Examples of adverbial phrases:

• I prefer to sleep with my socks on.

• Throughout the house, a small squeaking noise could be heard.

• He lost his keys during the storm.

These phrases modify their respective verbs. A good rule of thumb for determining adverbs is to ask details about the action taking place. For example, in the first sentence, how does the person prefer to sleep? The answer is "with socks on." "With" is a preposition, and the entire phrase modifies the verb "sleep."

Adverb Clauses

Similar to adverbial phrases, adverb clauses modify verbs in a sentence. Unlike phrases, however, adverb clauses contain a subject and a verb that act as modifiers. For example, a person might say to his friends, "When I finish my homework, I will come outside and play." In this case, the first part of that sentence, or clause, contains a subject (I) and a verb (finish) that modify the verb (will come) in the second part.

Examples of adverb clauses:

• Once I find my suitcase, I can pack my clothes.

• I overheard him talking about the time he went to France.

• After he brushes his teeth, he reads a bedtime story.

Identifying adverbial phrases and adverb clauses can be confusing. Fortunately, nearly all adverbs that exist as a phrase or as part of a clause use prepositional words or phrases. These words, like "to," "behind" or "over," signify that the part of speech might be an adverbial phrase or clause. If the phrase has both a subject and a verb, then it is an adverb clause. If not, then it is an adverbial phrase.

Other Adverb Situations

The aforementioned adverb situations appear most often, with adverbs ending in "ly" more common than any other adverbs. Still, learning to identify other adverbs will come in handy when learning various parts of English speech. Other adverb examples include words and/or phrases like "really" or "sort of." Adverbs might describe time, place and the extent to which something happened. The following examples illustrate other forms of adverbs.

• His comments were wholly inappropriate.

• She was positive that she had seen him before.

• I am completely lost.

The words "wholly," "positive" and "completely" all describe the extent of the action. In the first sentence, the man's comments were not only inappropriate but "wholly" inappropriate, the maximum amount of inappropriate. Like adjectives, adverbs can be superlative, meaning that they describe the greatest extent to which something can happen. In the case of the first sentence, "wholly" encompasses the entire range of inappropriate comments, and this man reached that level. These are also called "amplifiers" because they amplify the intensity of the action.

On the other end of the degree spectrum, adverbs can also bring down the mood of the word they describe.

• That paint sort of looks dingy.

• I kind of want to be here.

• She almost ran away from home.

In these examples, the words or phrases "sort of," "kind of" and "almost" also indicate the degree to which the action was happening, but this time, they brought the mood of the sentence down. These adverbs can be called "downtoners" because they bring down the tone of the action.

Adverbs encompass a large portion of the English language because they modify not only verbs but adjectives and other adverbs as well.
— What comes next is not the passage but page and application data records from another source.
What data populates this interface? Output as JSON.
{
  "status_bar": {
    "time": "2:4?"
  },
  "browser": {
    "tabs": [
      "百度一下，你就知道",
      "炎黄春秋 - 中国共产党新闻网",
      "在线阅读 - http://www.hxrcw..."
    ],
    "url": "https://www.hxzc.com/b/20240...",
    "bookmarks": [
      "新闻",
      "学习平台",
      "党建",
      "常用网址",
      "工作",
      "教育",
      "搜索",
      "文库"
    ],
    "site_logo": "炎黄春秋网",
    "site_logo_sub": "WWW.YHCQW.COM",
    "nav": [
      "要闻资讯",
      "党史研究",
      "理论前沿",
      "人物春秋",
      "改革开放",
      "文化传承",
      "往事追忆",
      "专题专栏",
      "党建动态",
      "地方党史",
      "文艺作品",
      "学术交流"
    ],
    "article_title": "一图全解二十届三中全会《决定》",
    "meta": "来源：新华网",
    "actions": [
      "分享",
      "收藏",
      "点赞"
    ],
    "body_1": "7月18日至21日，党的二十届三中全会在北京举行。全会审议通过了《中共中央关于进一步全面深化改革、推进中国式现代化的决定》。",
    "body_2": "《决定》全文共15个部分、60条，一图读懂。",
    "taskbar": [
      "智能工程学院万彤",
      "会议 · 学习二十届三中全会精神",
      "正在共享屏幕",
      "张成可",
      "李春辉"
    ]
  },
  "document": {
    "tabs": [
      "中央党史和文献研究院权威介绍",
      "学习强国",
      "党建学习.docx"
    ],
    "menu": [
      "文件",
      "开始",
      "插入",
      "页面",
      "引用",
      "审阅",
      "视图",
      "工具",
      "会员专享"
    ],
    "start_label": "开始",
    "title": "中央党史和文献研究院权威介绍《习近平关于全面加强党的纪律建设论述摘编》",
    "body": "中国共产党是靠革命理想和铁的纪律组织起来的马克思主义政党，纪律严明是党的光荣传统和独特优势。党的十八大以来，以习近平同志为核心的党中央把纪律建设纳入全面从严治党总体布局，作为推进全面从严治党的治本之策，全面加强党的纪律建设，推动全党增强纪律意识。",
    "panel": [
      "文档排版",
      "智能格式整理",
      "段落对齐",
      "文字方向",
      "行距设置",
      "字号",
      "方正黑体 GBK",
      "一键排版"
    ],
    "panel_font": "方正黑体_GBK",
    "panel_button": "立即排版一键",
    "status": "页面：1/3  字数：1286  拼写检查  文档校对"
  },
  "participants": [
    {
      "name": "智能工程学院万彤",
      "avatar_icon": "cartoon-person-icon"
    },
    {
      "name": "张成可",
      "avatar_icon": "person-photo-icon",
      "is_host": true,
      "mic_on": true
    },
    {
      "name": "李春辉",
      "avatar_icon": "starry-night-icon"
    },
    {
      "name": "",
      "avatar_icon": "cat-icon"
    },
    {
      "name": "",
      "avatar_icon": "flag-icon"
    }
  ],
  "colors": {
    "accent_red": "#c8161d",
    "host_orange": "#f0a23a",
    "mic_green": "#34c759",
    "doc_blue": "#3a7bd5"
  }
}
Keeping this in mind, it's important to consider the context in which a word appears to determine whether it's an adverb or another part of speech. Though this guide is not exhaustive, it should provide a useful overview.

Quiz: Choose the correct part of speech.

I really like James's new hat.

a: Adverb

b: Adverbial phrase

c: Adverb clause

d: None of the above

That house has ugly shutters.

a: Adverb

b: Adverbial phrase

c: Adverb clause

d: None of the above

After the movie, we will go to the arcade.

a: Adverb

b: Adverbial phrase

c: Adverb clause

d: None of the above

When her mom arrives, she will be in trouble.

a: Adverb

b: Adverbial phrase

c: Adverb clause

d: None of the above

That tree looks somewhat bent.

a: Adverb

b: Adverbial phrase

c: Adverb clause

d: None of the above

Answers (in order): a, d, b, c, a